For older babies, I recommend signing CHANGE before you even take them to the changing area, or make up a little diaper change song to sing to them.

Babies and toddlers often squirm and fight during a change, because they have a hard time transitioning from whatever activity they were engaged in before to getting their diaper change. Of course us parents can’t understand why they’d rather have a wet or dirty diaper, but to babies, a diaper change is an unexpected interruption and they aren’t happy about it.

Try making a little song something like this:

Baby has a poopy/ wet/ dirty diaper

Baby has a poopy/ wet/ dirty diaper

Baby has a poopy/ wet/ dirty diaper

And we’re going to change it now!

 

Baby only saying “Mummy” at 24 months

Sunday, July 21st, 2013

This question submitted from a parent in Russia via http://www.razvitie-pro.ru/методики/Baby-Sign-Language as part of the partnership between Monta Z. Briant and Danone/ Nutricia,Russia, makers of Dannon Yogurt.

Question: My baby is 24 months old and he still can only say “mummy”, that’s all..

 

Dear Mummy,

Thank you for submitting your question to me.

While there is a lot of variation from one child to another when it comes to speech development, there is a basic timeline that can help parents and doctors to decide if a child may need extra help. If your child is 24 months old, and can only say “Mama” he would definitely be considered delayed in his speech.

Sometimes children, especially boys, can be late talkers, and sometimes there is no cause that can be found and the child just starts speaking in complete sentences on day. However, you should most definitely have him checked by his doctor, just to rule out any potential problem. Problems can include physical things,  such as chronic ear infections or problems with tongue or roof of mouth, or there may be learning disability or developmental delay involved. Your child’s doctor will be able to refer your son for the proper treatment or therapy.
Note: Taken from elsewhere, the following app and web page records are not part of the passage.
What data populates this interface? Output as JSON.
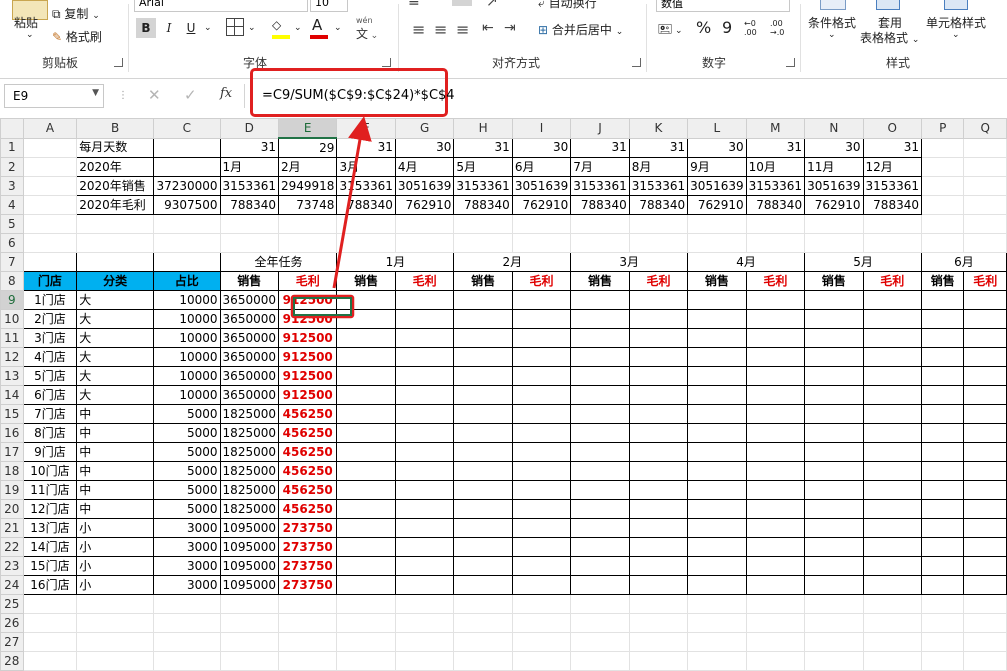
{
  "ribbon": {
    "paste": "粘贴",
    "copy": "复制",
    "format_painter": "格式刷",
    "clipboard_group": "剪贴板",
    "font_name": "Arial",
    "font_size": "10",
    "bold": "B",
    "italic": "I",
    "underline": "U",
    "font_color_letter": "A",
    "wen": "wén",
    "font_group": "字体",
    "merge_center": "合并后居中",
    "wrap_text": "自动换行",
    "align_group": "对齐方式",
    "number_format": "数值",
    "percent": "%",
    "comma": "9",
    "number_group": "数字",
    "conditional_format": "条件格式",
    "table_format_1": "套用",
    "table_format_2": "表格格式",
    "cell_style": "单元格样式",
    "styles_group": "样式"
  },
  "formula_bar": {
    "name_box": "E9",
    "fx": "fx",
    "formula": "=C9/SUM($C$9:$C$24)*$C$4"
  },
  "columns": [
    "A",
    "B",
    "C",
    "D",
    "E",
    "F",
    "G",
    "H",
    "I",
    "J",
    "K",
    "L",
    "M",
    "N",
    "O",
    "P",
    "Q"
  ],
  "rows": {
    "r1": {
      "label": "每月天数",
      "days": [
        "31",
        "29",
        "31",
        "30",
        "31",
        "30",
        "31",
        "31",
        "30",
        "31",
        "30",
        "31"
      ]
    },
    "r2": {
      "label": "2020年",
      "months": [
        "1月",
        "2月",
        "3月",
        "4月",
        "5月",
        "6月",
        "7月",
        "8月",
        "9月",
        "10月",
        "11月",
        "12月"
      ]
    },
    "r3": {
      "label": "2020年销售",
      "total": "37230000",
      "values": [
        "3153361",
        "2949918",
        "3153361",
        "3051639",
        "3153361",
        "3051639",
        "3153361",
        "3153361",
        "3051639",
        "3153361",
        "3051639",
        "3153361"
      ]
    },
    "r4": {
      "label": "2020年毛利",
      "total": "9307500",
      "values": [
        "788340",
        "73748",
        "788340",
        "762910",
        "788340",
        "762910",
        "788340",
        "788340",
        "762910",
        "788340",
        "762910",
        "788340"
      ]
    }
  },
  "header7": {
    "annual": "全年任务",
    "m1": "1月",
    "m2": "2月",
    "m3": "3月",
    "m4": "4月",
    "m5": "5月",
    "m6": "6月"
  },
  "header8": {
    "store": "门店",
    "category": "分类",
    "share": "占比",
    "sales": "销售",
    "profit": "毛利"
  },
  "stores": [
    {
      "store": "1门店",
      "cat": "大",
      "share": "10000",
      "sales": "3650000",
      "profit": "912500"
    },
    {
      "store": "2门店",
      "cat": "大",
      "share": "10000",
      "sales": "3650000",
      "profit": "912500"
    },
    {
      "store": "3门店",
      "cat": "大",
      "share": "10000",
      "sales": "3650000",
      "profit": "912500"
    },
    {
      "store": "4门店",
      "cat": "大",
      "share": "10000",
      "sales": "3650000",
      "profit": "912500"
    },
    {
      "store": "5门店",
      "cat": "大",
      "share": "10000",
      "sales": "3650000",
      "profit": "912500"
    },
    {
      "store": "6门店",
      "cat": "大",
      "share": "10000",
      "sales": "3650000",
      "profit": "912500"
    },
    {
      "store": "7门店",
      "cat": "中",
      "share": "5000",
      "sales": "1825000",
      "profit": "456250"
    },
    {
      "store": "8门店",
      "cat": "中",
      "share": "5000",
      "sales": "1825000",
      "profit": "456250"
    },
    {
      "store": "9门店",
      "cat": "中",
      "share": "5000",
      "sales": "1825000",
      "profit": "456250"
    },
    {
      "store": "10门店",
      "cat": "中",
      "share": "5000",
      "sales": "1825000",
      "profit": "456250"
    },
    {
      "store": "11门店",
      "cat": "中",
      "share": "5000",
      "sales": "1825000",
      "profit": "456250"
    },
    {
      "store": "12门店",
      "cat": "中",
      "share": "5000",
      "sales": "1825000",
      "profit": "456250"
    },
    {
      "store": "13门店",
      "cat": "小",
      "share": "3000",
      "sales": "1095000",
      "profit": "273750"
    },
    {
      "store": "14门店",
      "cat": "小",
      "share": "3000",
      "sales": "1095000",
      "profit": "273750"
    },
    {
      "store": "15门店",
      "cat": "小",
      "share": "3000",
      "sales": "1095000",
      "profit": "273750"
    },
    {
      "store": "16门店",
      "cat": "小",
      "share": "3000",
      "sales": "1095000",
      "profit": "273750"
    }
  ],
  "colors": {
    "accent_green": "#217346",
    "header_blue": "#00b0f0",
    "annotation_red": "#e02020"
  }
}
In the meantime, please do use Sign Language with your son as you speak certain words, as having some signs will help him to learn faster and be much less frustrated. Sign Language is routinely used by Speech-Language Therapists here in the USA for this purpose.
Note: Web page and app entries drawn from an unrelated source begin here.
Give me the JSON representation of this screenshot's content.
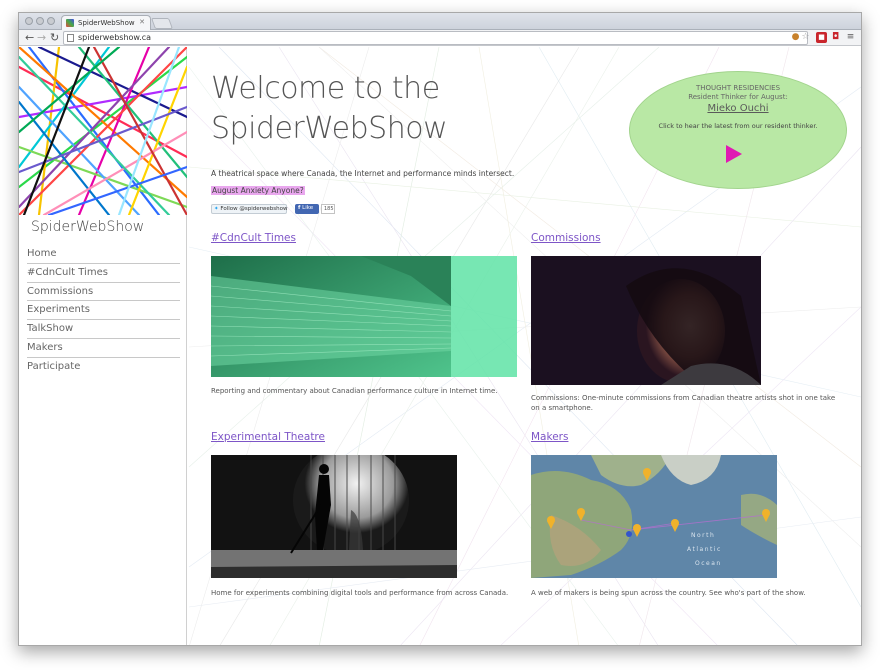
{
  "browser": {
    "tab_title": "SpiderWebShow",
    "url": "spiderwebshow.ca"
  },
  "sidebar": {
    "site_name": "SpiderWebShow",
    "nav": [
      {
        "label": "Home"
      },
      {
        "label": "#CdnCult Times"
      },
      {
        "label": "Commissions"
      },
      {
        "label": "Experiments"
      },
      {
        "label": "TalkShow"
      },
      {
        "label": "Makers"
      },
      {
        "label": "Participate"
      }
    ]
  },
  "main": {
    "welcome": "Welcome to the SpiderWebShow",
    "tagline": "A theatrical space where Canada, the Internet and performance minds intersect.",
    "highlight_link": "August Anxiety Anyone?",
    "twitter_button": "Follow @spiderwebshow",
    "facebook_button": "Like",
    "facebook_count": "185",
    "sections": [
      {
        "title": "#CdnCult Times",
        "caption": "Reporting and commentary about Canadian performance culture in Internet time."
      },
      {
        "title": "Commissions",
        "caption": "Commissions: One-minute commissions from Canadian theatre artists shot in one take on a smartphone."
      },
      {
        "title": "Experimental Theatre",
        "caption": "Home for experiments combining digital tools and performance from across Canada."
      },
      {
        "title": "Makers",
        "caption": "A web of makers is being spun across the country. See who's part of the show."
      }
    ],
    "map_labels": {
      "north": "North",
      "atlantic": "Atlantic",
      "ocean": "Ocean"
    }
  },
  "residency": {
    "line1": "THOUGHT RESIDENCIES",
    "line2": "Resident Thinker for August:",
    "name": "Mieko Ouchi",
    "cta": "Click to hear the latest from our resident thinker."
  },
  "colors": {
    "link": "#7d55c7",
    "highlight": "#e9a7ee",
    "bubble": "#b9e8a5",
    "play": "#e01ab3",
    "cdncult_overlay": "#5fe3a6"
  }
}
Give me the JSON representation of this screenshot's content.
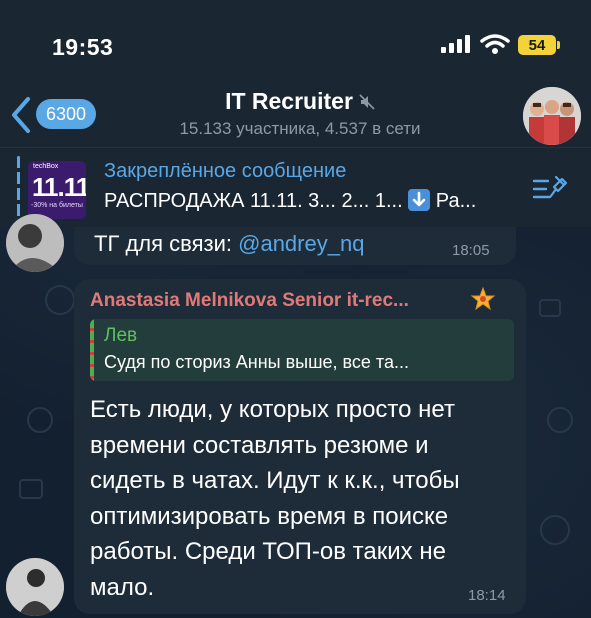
{
  "status_bar": {
    "time": "19:53",
    "battery": "54"
  },
  "header": {
    "back_count": "6300",
    "title": "IT Recruiter",
    "subtitle": "15.133 участника, 4.537 в сети"
  },
  "pinned": {
    "title": "Закреплённое сообщение",
    "text_before_emoji": "РАСПРОДАЖА 11.11. 3... 2... 1...",
    "text_after_emoji": "Ра...",
    "thumb_top": "techBox",
    "thumb_big": "11.11",
    "thumb_bottom": "-30% на билеты"
  },
  "messages": [
    {
      "text_prefix": "ТГ для связи: ",
      "mention": "@andrey_nq",
      "time": "18:05"
    },
    {
      "sender": "Anastasia Melnikova Senior it-rec...",
      "reply_name": "Лев",
      "reply_text": "Судя по сториз Анны выше, все та...",
      "body": "Есть люди, у которых просто нет времени составлять резюме и сидеть в чатах. Идут к к.к., чтобы оптимизировать время в поиске работы. Среди ТОП-ов таких не мало.",
      "time": "18:14"
    }
  ],
  "colors": {
    "accent": "#5aa7e6",
    "sender_name": "#e07a79",
    "reply_name": "#5fc05e",
    "bubble": "#1e2c3a",
    "header_bg": "#1b2633"
  },
  "icons": {
    "back": "chevron-left-icon",
    "mute": "muted-speaker-icon",
    "signal": "cellular-signal-icon",
    "wifi": "wifi-icon",
    "pin_list": "pinned-list-icon",
    "star": "star-emoji-icon",
    "arrow": "arrow-down-emoji-icon"
  }
}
And, it’s important to keep in mind that there is no correlation between late speech and intelligence. As a matter of fact, Albert Einstein did not speak until he was 3 years old and was not fluent until age 9! He was apparently quite an eccentric fellow– but he was famously intelligent!
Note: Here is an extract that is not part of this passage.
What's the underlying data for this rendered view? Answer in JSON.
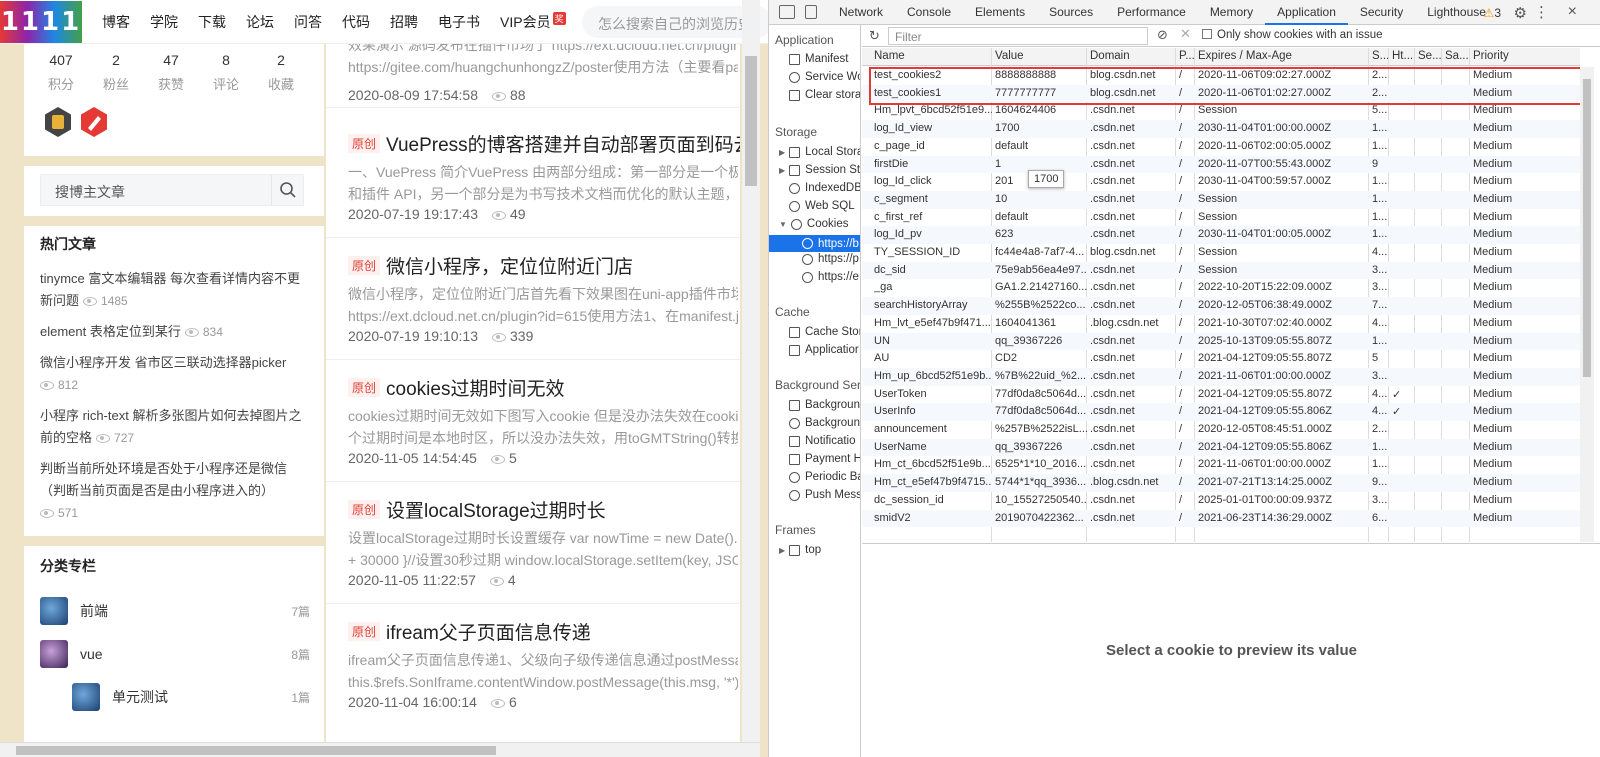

Below is an example of average toddler speech and language development:

 

15 Months:

  • Communicates mainly using gestures and sounds.

 

  • Has a 4-6 word vocabulary (“bye-bye,”      “dada,” “mama”).

 

  • Plays in a solitary manner with a variety of toys      like cars, stuffed animals, books, blocks and dolls.

 

18 Months:

  • Has a vocabulary of 10-20 words.

 

  • Begins to use two words together (“mommy      shoe” meaning “mommy’s shoe”).

 

  • Produces more than 5 consonant sounds, like m, w,      n, p, and b.

 

  • Points to some body parts when asked.

 

  • Follows simple commands (“Give me the      ball”).

 

  • Pretend play beginning.

24 Months:

  • Expressive vocabulary of 150-300 words.

 

  • Uses short incomplete sentences.

 

  • Uses many different consonant sounds in the      beginning of words.

 

  • Puts many actions together during play like      stirring, pouring, scooping, and feeding a doll.

 

  • Points to pictures in a book when named and listens      to simple stories.

 

  • Learns a few new words each week.

 

  • Understands simple questions (“Where’s your      blanket?”).

 

  • Uses pronouns: I and it.